The neon lighting tube has been around since 1915, but neon signs are becoming a modern social media phenomenon in Denver. The retro signage is frequently photographed and shared on Instagram, giving local businesses free exposure.
Morry’s Neon, the famed Denver neon sign-maker, has seen a “surge of requests” for the glowing signs recently, according to Tina Weseloh, who helps run the business.
“Retro is in right now, and a lot of people see neon as retro,” said Weseloh. “Also, people are looking for something different than the average — and in my opinion, boring — LED channel letter sign. You just can’t get the feel of real neon any other way.”
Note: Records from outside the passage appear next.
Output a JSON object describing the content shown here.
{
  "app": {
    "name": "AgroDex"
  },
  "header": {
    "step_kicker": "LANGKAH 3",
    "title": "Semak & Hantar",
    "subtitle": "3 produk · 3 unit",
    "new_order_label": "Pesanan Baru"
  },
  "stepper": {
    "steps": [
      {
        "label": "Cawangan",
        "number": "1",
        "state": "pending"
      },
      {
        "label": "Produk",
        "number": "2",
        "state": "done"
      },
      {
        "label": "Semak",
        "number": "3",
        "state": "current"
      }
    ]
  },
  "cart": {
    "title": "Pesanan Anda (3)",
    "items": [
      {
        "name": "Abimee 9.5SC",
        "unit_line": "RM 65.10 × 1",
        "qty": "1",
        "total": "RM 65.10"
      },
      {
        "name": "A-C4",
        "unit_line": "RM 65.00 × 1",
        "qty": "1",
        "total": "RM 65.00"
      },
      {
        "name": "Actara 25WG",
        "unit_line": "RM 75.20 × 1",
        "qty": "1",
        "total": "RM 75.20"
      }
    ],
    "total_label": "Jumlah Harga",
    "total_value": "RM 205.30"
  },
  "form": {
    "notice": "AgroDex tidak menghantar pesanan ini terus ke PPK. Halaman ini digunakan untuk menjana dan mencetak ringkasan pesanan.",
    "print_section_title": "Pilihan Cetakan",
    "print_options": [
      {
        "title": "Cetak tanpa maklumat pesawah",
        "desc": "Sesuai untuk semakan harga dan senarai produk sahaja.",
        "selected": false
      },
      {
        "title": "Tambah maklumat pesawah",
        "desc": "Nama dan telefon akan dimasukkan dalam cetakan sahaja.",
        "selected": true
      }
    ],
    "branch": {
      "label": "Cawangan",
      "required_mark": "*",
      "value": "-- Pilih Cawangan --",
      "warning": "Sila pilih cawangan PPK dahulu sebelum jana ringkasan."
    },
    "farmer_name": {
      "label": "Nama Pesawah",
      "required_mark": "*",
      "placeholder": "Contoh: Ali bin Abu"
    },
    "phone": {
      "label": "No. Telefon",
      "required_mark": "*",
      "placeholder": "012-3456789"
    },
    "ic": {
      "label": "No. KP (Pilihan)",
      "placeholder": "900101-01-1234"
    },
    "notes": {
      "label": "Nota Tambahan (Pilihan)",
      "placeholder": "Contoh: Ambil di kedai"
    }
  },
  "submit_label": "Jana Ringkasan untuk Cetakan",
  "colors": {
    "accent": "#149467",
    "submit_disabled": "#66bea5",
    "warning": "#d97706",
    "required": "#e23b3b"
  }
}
Weseloh says the craft of creating neon signage takes years to learn. It involves the bending of gas-filled glass tubes into letter shapes, an old-school process that only select artisans are able to offer. But these sought-after signs are gaining popularity with Denver businesses.
“It has always been a staple for your typical bar, but it definitely has gotten more attention as a funky detail in modern or minimal interiors,” said Maddie Bonthron, designer at RiNo Sign Works. “It has a nostalgic quality that is really appealing, and it photographs well at night, which any business will love for that free shout-out on Instagram.”
Are you ready to go on a neon scavenger hunt? Discover the neon signs at these local Denver businesses.
The Ramble Hotel
The 10′ by 12′ “Wish You Were Here” sign makes a stellar vacation photo.
“The Mountains Are Calling” and “I love you to Denver and back” signs in the bathrooms at this rooftop bar perfectly complement the mountain views.
This neon sign features a classic David Bowie quote: “I don’t know where I’m going from here, but I promise it won’t be boring.”
courtesy of Urban Farmer
The Way Back
Inspired by a Wendell Berry poem, this bright yellow neon sign reads “Wild Things.”
The owner wanted a sarcastic sign at this bar, and ended up choosing one that reads “So glad you’re not here.”
Explore tons of neon art inside this LoDo food hall, from the “Lou’s Hot and Naked” sign to one that reads “Gimme Some Sugar.”
courtesy of Milk Market
Punch Bowl Social
Sit by the fireplace and warm up under the glow of this “Holiday Lodge” sign.
Ace Eat Serve
Bought from a liquor store, this “Cut Rate Liquors” sign now hangs at this Asian fusion restaurant. The owner said, “…neon possesses a creativity and connection to roadside eateries, bars, drive-ins and motels that we wanted to honor and preserve at both Steuben’s and Ace.”
The two neon signs at this Denver restaurant are wildly popular: “Guests comment on our signs frequently and they are often the subject of social media posts, especially the bathroom sign, almost as a rite of passage to have visited Call,” said owner Craig Lieberman.
In addition to neon signs at businesses in the building, the vintage “Stanley” sign hangs outside. It dates back to 1954 and is beloved by long-time Coloradoans.
What are your favorite neon signs around Denver? Let us know in the comments below, and be sure to post a photo!